grep is wrong tool, use
find with correct options
If you do
stat /var/run you'll quickly find out that
/var/run is symlink to
$ stat /var/run
File: /var/run -> /run
Size: 4 Blocks: 0 IO Block: 4096 symbolic link
Device: 801h/2049d Inode: 696874 Links: 1
Access: (0777/lrwxrwxrwx) Uid: ( 0/ root) Gid: ( 0/ root)
Access: 2018-02-07 13:17:01.225178554 +0800
Modify: 2017-12-18 20:44:12.898113636 +0800
Change: 2017-12-18 20:44:12.898113636 +0800
So you really need
/run directory instead.
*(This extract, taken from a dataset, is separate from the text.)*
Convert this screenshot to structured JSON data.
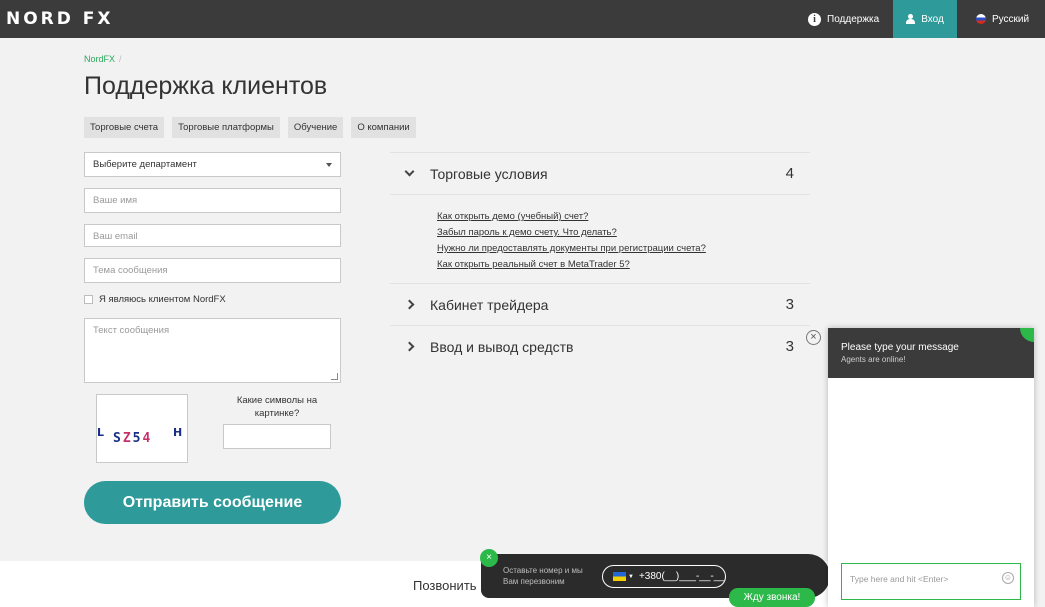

As for searching files with specific filename, you need
$ find /run -name "*.pid"
Because some files in that directory belong to root or other system users, you may need to use that command with
Alternatively, you can use
-L flag to allow following symlinks and call
$ find -L /var/run -name "*.pid"
Please note also, that
grep is wrong tool for the job.
grep is for searching text patterns inside text files, not in their filenames.
You also mentioned:
/var/run stores the processes running in the system and it has files with pid extension
That's actually incorrect. Process information belongs in
.pid files are simply used by some programs to prevent multiple copies of same process running (well, one of possible ways these files can be used). See this stackoverflow post for reference, as well as this highly voted answer on unix.se. While the directory belongs to root user, please don't assume that it's for startup and daemon apps only; scripts initiated with root permissions by user could write to the directory just as easily.